DIRECTIONS FOR THIS TASK: Take every line from the entries below that includes the word "为了保证紧固件" and copy it.

Interface dataset entries:
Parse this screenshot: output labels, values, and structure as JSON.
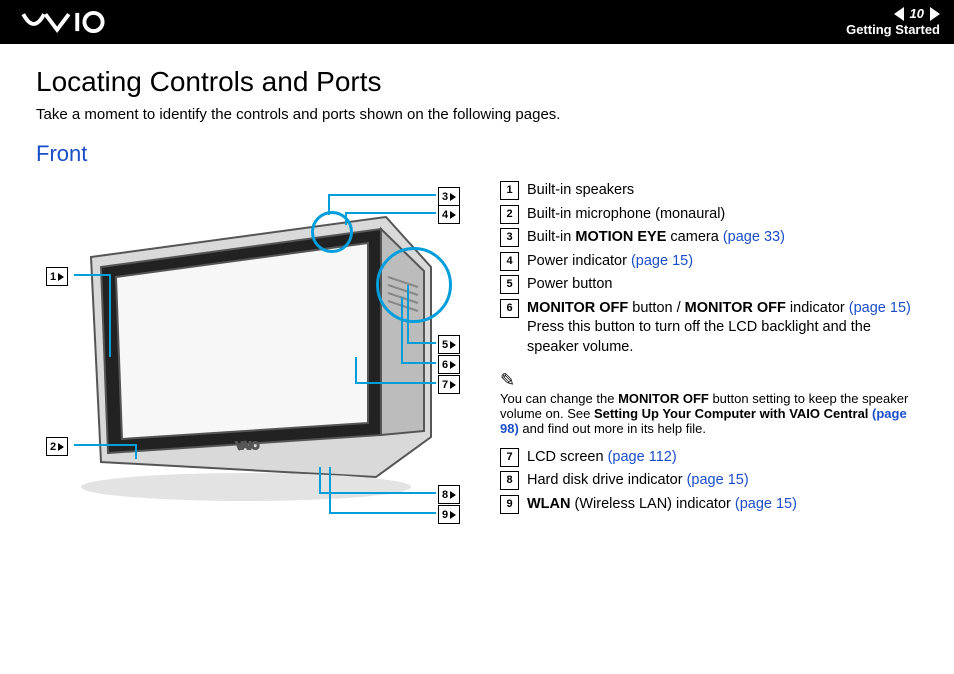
{
  "header": {
    "page_number": "10",
    "section": "Getting Started"
  },
  "title": "Locating Controls and Ports",
  "intro": "Take a moment to identify the controls and ports shown on the following pages.",
  "subhead": "Front",
  "items": [
    {
      "n": "1",
      "pre": "",
      "bold": "",
      "post": "Built-in speakers",
      "link": ""
    },
    {
      "n": "2",
      "pre": "",
      "bold": "",
      "post": "Built-in microphone (monaural)",
      "link": ""
    },
    {
      "n": "3",
      "pre": "Built-in ",
      "bold": "MOTION EYE",
      "post": " camera ",
      "link": "(page 33)"
    },
    {
      "n": "4",
      "pre": "",
      "bold": "",
      "post": "Power indicator ",
      "link": "(page 15)"
    },
    {
      "n": "5",
      "pre": "",
      "bold": "",
      "post": "Power button",
      "link": ""
    }
  ],
  "item6": {
    "n": "6",
    "part1": "MONITOR OFF",
    "mid": " button / ",
    "part2": "MONITOR OFF",
    "tail": " indicator ",
    "link": "(page 15)",
    "desc": "Press this button to turn off the LCD backlight and the speaker volume."
  },
  "note": {
    "pre": "You can change the ",
    "bold1": "MONITOR OFF",
    "mid": " button setting to keep the speaker volume on. See ",
    "bold2": "Setting Up Your Computer with VAIO Central ",
    "link": "(page 98)",
    "post": " and find out more in its help file."
  },
  "items2": [
    {
      "n": "7",
      "pre": "",
      "bold": "",
      "post": "LCD screen ",
      "link": "(page 112)"
    },
    {
      "n": "8",
      "pre": "",
      "bold": "",
      "post": "Hard disk drive indicator ",
      "link": "(page 15)"
    },
    {
      "n": "9",
      "pre": "",
      "bold": "WLAN",
      "post": " (Wireless LAN) indicator ",
      "link": "(page 15)"
    }
  ],
  "callouts": {
    "c1": "1",
    "c2": "2",
    "c3": "3",
    "c4": "4",
    "c5": "5",
    "c6": "6",
    "c7": "7",
    "c8": "8",
    "c9": "9"
  }
}
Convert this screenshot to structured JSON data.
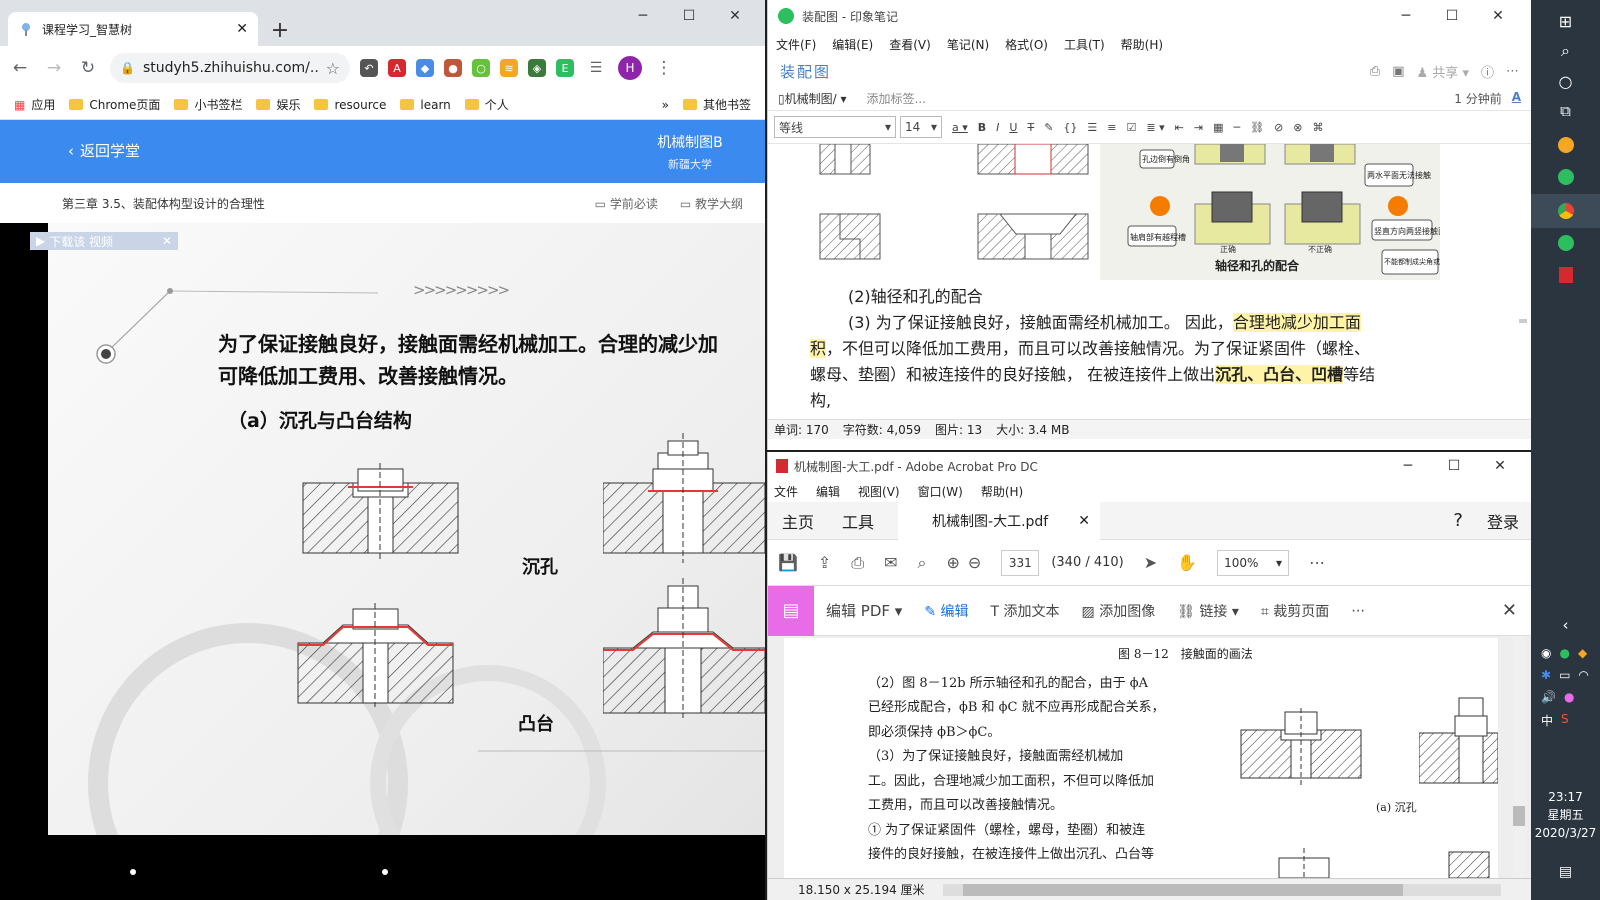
{
  "chrome": {
    "tab_title": "课程学习_智慧树",
    "url": "studyh5.zhihuishu.com/...",
    "profile_initial": "H",
    "bookmarks": [
      "应用",
      "Chrome页面",
      "小书签栏",
      "娱乐",
      "resource",
      "learn",
      "个人"
    ],
    "bookmarks_more": "»",
    "other_bookmarks": "其他书签",
    "back_label": "返回学堂",
    "course_name": "机械制图B",
    "university": "新疆大学",
    "chapter": "第三章 3.5、装配体构型设计的合理性",
    "must_read": "学前必读",
    "syllabus": "教学大纲",
    "download_video": "下载该 视频",
    "video": {
      "heading_line1": "为了保证接触良好，接触面需经机械加工。合理的减少加",
      "heading_line2": "可降低加工费用、改善接触情况。",
      "subheading": "（a）沉孔与凸台结构",
      "label_countersink": "沉孔",
      "label_boss": "凸台",
      "arrows": ">>>>>>>>>"
    }
  },
  "evernote": {
    "window_title": "装配图 - 印象笔记",
    "menu": [
      "文件(F)",
      "编辑(E)",
      "查看(V)",
      "笔记(N)",
      "格式(O)",
      "工具(T)",
      "帮助(H)"
    ],
    "note_title": "装配图",
    "share": "共享",
    "notebook": "机械制图/",
    "add_tag": "添加标签...",
    "time_ago": "1 分钟前",
    "font": "等线",
    "font_size": "14",
    "image_caption": "轴径和孔的配合",
    "image_callouts": [
      "孔边倒有倒角",
      "两水平面无法接触",
      "轴肩部有越程槽",
      "竖直方向两竖接触面",
      "不能都制成尖角或圆角",
      "正确",
      "不正确"
    ],
    "para1": "(2)轴径和孔的配合",
    "para2_a": "(3) 为了保证接触良好，接触面需经机械加工。 因此，",
    "para2_hl1a": "合理地减少加工面",
    "para2_hl1b": "积",
    "para2_b": "，不但可以降低加工费用，而且可以改善接触情况。为了保证紧固件（螺栓、",
    "para2_c": "螺母、垫圈）和被连接件的良好接触， 在被连接件上做出",
    "para2_hl2": "沉孔、凸台、凹槽",
    "para2_d": "等结",
    "para2_e": "构,",
    "status": {
      "words": "单词: 170",
      "chars": "字符数: 4,059",
      "images": "图片: 13",
      "size": "大小: 3.4 MB"
    }
  },
  "acrobat": {
    "window_title": "机械制图-大工.pdf - Adobe Acrobat Pro DC",
    "menu": [
      "文件",
      "编辑",
      "视图(V)",
      "窗口(W)",
      "帮助(H)"
    ],
    "tab_home": "主页",
    "tab_tools": "工具",
    "tab_doc": "机械制图-大工.pdf",
    "login": "登录",
    "page_num": "331",
    "page_count": "(340 / 410)",
    "zoom": "100%",
    "edit_pdf": "编辑 PDF",
    "edit": "编辑",
    "add_text": "添加文本",
    "add_image": "添加图像",
    "link": "链接",
    "crop": "裁剪页面",
    "fig_caption": "图 8－12　接触面的画法",
    "lines": [
      "（2）图 8－12b 所示轴径和孔的配合，由于 ϕA",
      "已经形成配合，ϕB 和 ϕC 就不应再形成配合关系，",
      "即必须保持 ϕB＞ϕC。",
      "（3）为了保证接触良好，接触面需经机械加",
      "工。因此，合理地减少加工面积，不但可以降低加",
      "工费用，而且可以改善接触情况。",
      "① 为了保证紧固件（螺栓，螺母，垫圈）和被连",
      "接件的良好接触，在被连接件上做出沉孔、凸台等"
    ],
    "fig_label": "(a) 沉孔",
    "page_size": "18.150 x 25.194 厘米"
  },
  "taskbar": {
    "time": "23:17",
    "weekday": "星期五",
    "date": "2020/3/27",
    "ime": "中"
  },
  "colors": {
    "chrome_header_blue": "#3a8af0",
    "evernote_green": "#2dbe60",
    "acrobat_red": "#d7282f",
    "acrobat_pink": "#e86ce8",
    "highlight": "#fff3a8",
    "taskbar": "#2b3540"
  }
}
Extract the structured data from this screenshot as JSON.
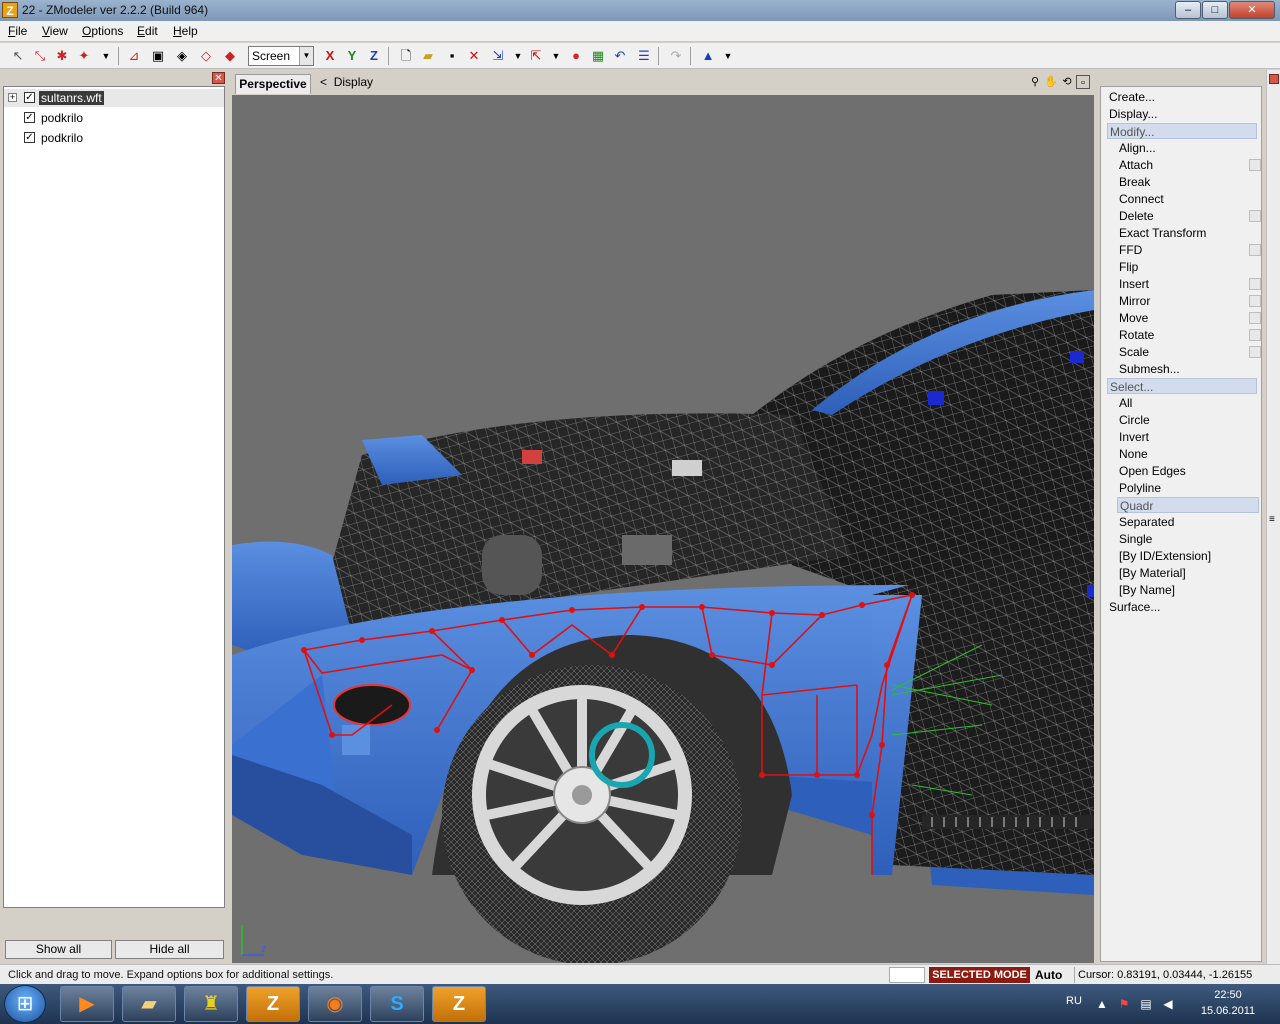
{
  "window": {
    "title": "22 - ZModeler ver 2.2.2 (Build 964)",
    "app_icon": "Z",
    "minimize": "–",
    "maximize": "□",
    "close": "✕"
  },
  "menu": {
    "file": "File",
    "view": "View",
    "options": "Options",
    "edit": "Edit",
    "help": "Help"
  },
  "toolbar": {
    "screen_value": "Screen",
    "axis_x": "X",
    "axis_y": "Y",
    "axis_z": "Z"
  },
  "tree": {
    "items": [
      {
        "label": "sultanrs.wft",
        "checked": "✓",
        "expander": "+"
      },
      {
        "label": "podkrilo",
        "checked": "✓"
      },
      {
        "label": "podkrilo",
        "checked": "✓"
      }
    ],
    "show_all": "Show all",
    "hide_all": "Hide all"
  },
  "viewport": {
    "tab": "Perspective",
    "crumb_arrow": "<",
    "display": "Display",
    "axis_z": "z"
  },
  "commands": {
    "create": "Create...",
    "display": "Display...",
    "modify": "Modify...",
    "modify_items": [
      "Align...",
      "Attach",
      "Break",
      "Connect",
      "Delete",
      "Exact Transform",
      "FFD",
      "Flip",
      "Insert",
      "Mirror",
      "Move",
      "Rotate",
      "Scale",
      "Submesh..."
    ],
    "select": "Select...",
    "select_items": [
      "All",
      "Circle",
      "Invert",
      "None",
      "Open Edges",
      "Polyline",
      "Quadr",
      "Separated",
      "Single",
      "[By ID/Extension]",
      "[By Material]",
      "[By Name]"
    ],
    "surface": "Surface..."
  },
  "status": {
    "text": "Click and drag to move. Expand options box for additional settings.",
    "mode": "SELECTED MODE",
    "auto": "Auto",
    "cursor": "Cursor: 0.83191, 0.03444, -1.26155"
  },
  "taskbar": {
    "lang": "RU",
    "time": "22:50",
    "date": "15.06.2011"
  }
}
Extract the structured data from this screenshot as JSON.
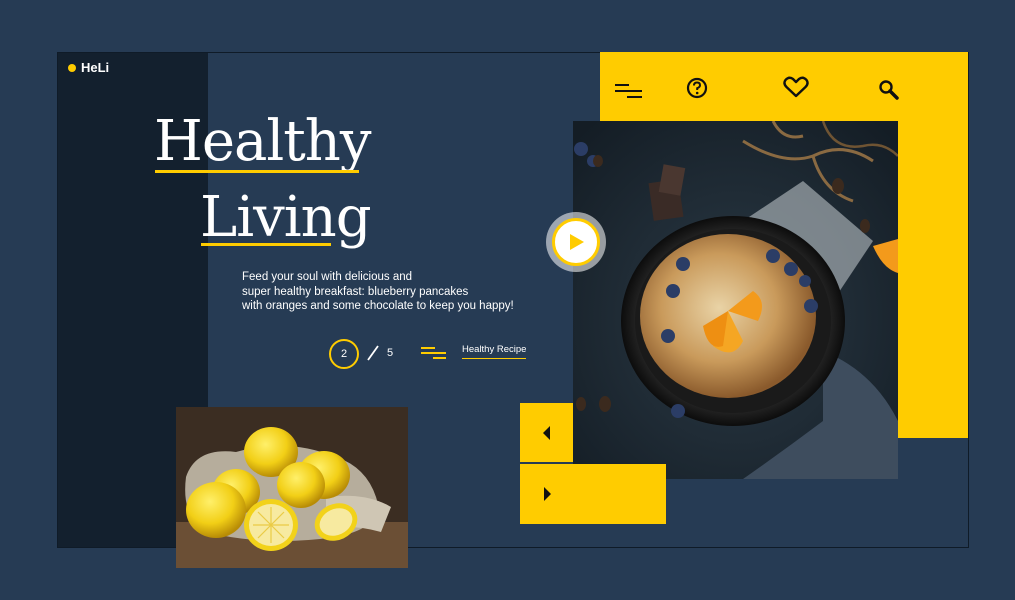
{
  "brand": {
    "name": "HeLi",
    "accent": "#ffcc00"
  },
  "hero": {
    "title_line1": "Healthy",
    "title_line2": "Living",
    "description": [
      "Feed your soul with delicious and",
      "super healthy breakfast: blueberry pancakes",
      "with oranges and some chocolate to keep you happy!"
    ]
  },
  "pager": {
    "current": "2",
    "separator": "/",
    "total": "5"
  },
  "recipe": {
    "link_label": "Healthy Recipe",
    "icon": "lines-icon"
  },
  "nav": {
    "icons": [
      "menu-icon",
      "help-icon",
      "heart-icon",
      "search-icon"
    ]
  },
  "media": {
    "main_photo": "pancake-skillet-photo",
    "secondary_photo": "lemons-in-sack-photo",
    "play_icon": "play-icon"
  },
  "controls": {
    "prev_icon": "chevron-left-icon",
    "next_icon": "chevron-right-icon"
  },
  "colors": {
    "background": "#263b54",
    "sidebar": "#13202e",
    "accent": "#ffcc00"
  }
}
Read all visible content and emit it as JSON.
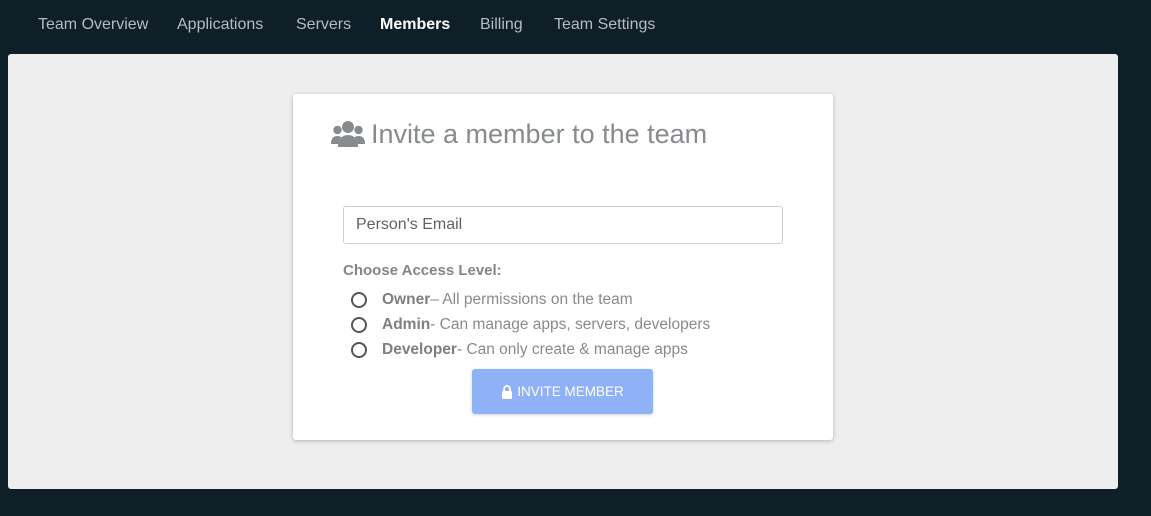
{
  "nav": {
    "items": [
      {
        "label": "Team Overview"
      },
      {
        "label": "Applications"
      },
      {
        "label": "Servers"
      },
      {
        "label": "Members"
      },
      {
        "label": "Billing"
      },
      {
        "label": "Team Settings"
      }
    ],
    "active": "Members"
  },
  "card": {
    "icon": "users-icon",
    "title": "Invite a member to the team",
    "email_placeholder": "Person's Email",
    "access_label": "Choose Access Level:",
    "options": [
      {
        "name": "Owner",
        "description": " – All permissions on the team"
      },
      {
        "name": "Admin",
        "description": " - Can manage apps, servers, developers"
      },
      {
        "name": "Developer",
        "description": " - Can only create & manage apps"
      }
    ],
    "button": {
      "icon": "lock-icon",
      "label": "INVITE MEMBER"
    }
  },
  "colors": {
    "background": "#0f1f28",
    "panel": "#eeeeee",
    "button": "#8fb1f5",
    "nav_text": "#b5bcc1",
    "nav_active": "#ffffff"
  }
}
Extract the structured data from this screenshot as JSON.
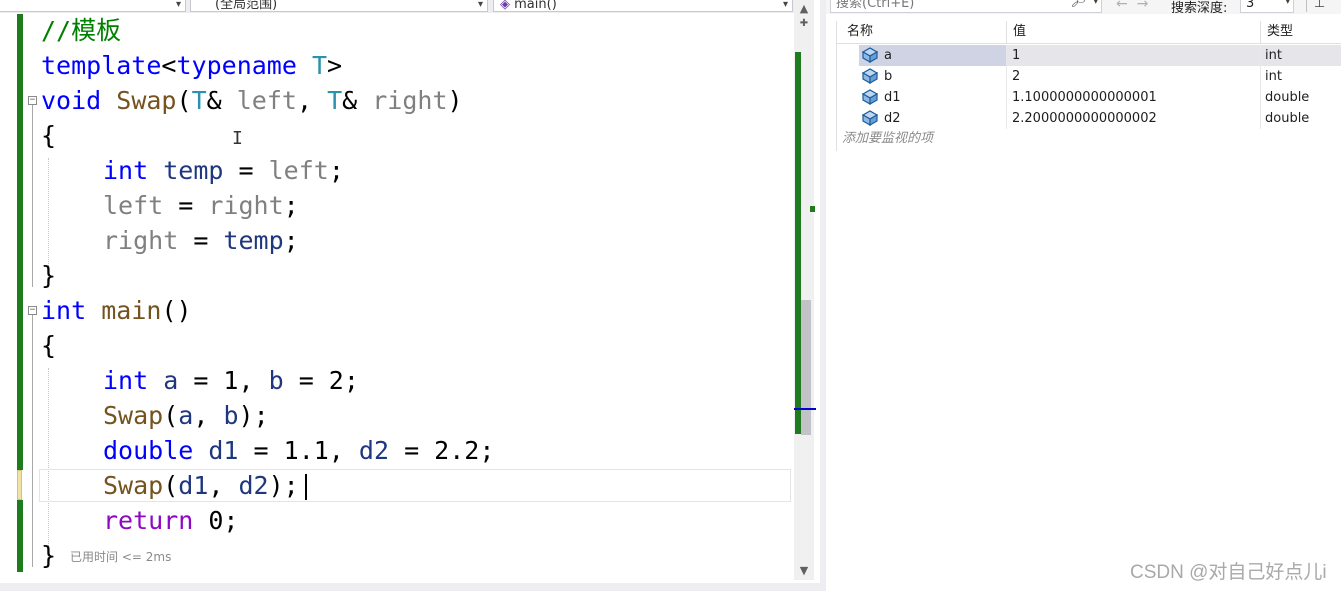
{
  "editor": {
    "scope_dropdown": "(全局范围)",
    "function_dropdown": "main()",
    "code_lines": {
      "l1": "//模板",
      "l2_kw": "template",
      "l2_rest_a": "<",
      "l2_kw2": "typename",
      "l2_sp": " ",
      "l2_tp": "T",
      "l2_end": ">",
      "l3_kw": "void",
      "l3_fn": "Swap",
      "l3_p1": "(",
      "l3_t1": "T",
      "l3_amp1": "& ",
      "l3_left": "left",
      "l3_comma": ", ",
      "l3_t2": "T",
      "l3_amp2": "& ",
      "l3_right": "right",
      "l3_close": ")",
      "l4": "{",
      "l5_kw": "int",
      "l5_var": "temp",
      "l5_eq": " = ",
      "l5_left": "left",
      "l5_semi": ";",
      "l6_left": "left",
      "l6_eq": " = ",
      "l6_right": "right",
      "l6_semi": ";",
      "l7_right": "right",
      "l7_eq": " = ",
      "l7_temp": "temp",
      "l7_semi": ";",
      "l8": "}",
      "l9_kw": "int",
      "l9_fn": "main",
      "l9_rest": "()",
      "l10": "{",
      "l11_kw": "int",
      "l11_a": "a",
      "l11_mid": " = 1, ",
      "l11_b": "b",
      "l11_end": " = 2;",
      "l12_fn": "Swap",
      "l12_open": "(",
      "l12_a": "a",
      "l12_comma": ", ",
      "l12_b": "b",
      "l12_end": ");",
      "l13_kw": "double",
      "l13_d1": "d1",
      "l13_mid": " = 1.1, ",
      "l13_d2": "d2",
      "l13_end": " = 2.2;",
      "l14_fn": "Swap",
      "l14_open": "(",
      "l14_d1": "d1",
      "l14_comma": ", ",
      "l14_d2": "d2",
      "l14_end": ");",
      "l15_kw": "return",
      "l15_rest": " 0;",
      "l16": "}"
    },
    "elapsed_hint": "已用时间 <= 2ms"
  },
  "watch": {
    "search_placeholder": "搜索(Ctrl+E)",
    "search_depth_label": "搜索深度:",
    "search_depth_value": "3",
    "columns": {
      "name": "名称",
      "value": "值",
      "type": "类型"
    },
    "rows": [
      {
        "name": "a",
        "value": "1",
        "type": "int"
      },
      {
        "name": "b",
        "value": "2",
        "type": "int"
      },
      {
        "name": "d1",
        "value": "1.1000000000000001",
        "type": "double"
      },
      {
        "name": "d2",
        "value": "2.2000000000000002",
        "type": "double"
      }
    ],
    "add_watch_hint": "添加要监视的项"
  },
  "watermark": "CSDN @对自己好点儿i",
  "colors": {
    "accent_green": "#1e7b1e",
    "keyword_blue": "#0000ff",
    "selection": "#cfd3e4"
  }
}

OUTPUT BELOW:
    "para2_b": "，不但可以降低加工费用，而且可以改善接触情况。为了保证紧固件（螺栓、",
      "① 为了保证紧固件（螺栓，螺母，垫圈）和被连",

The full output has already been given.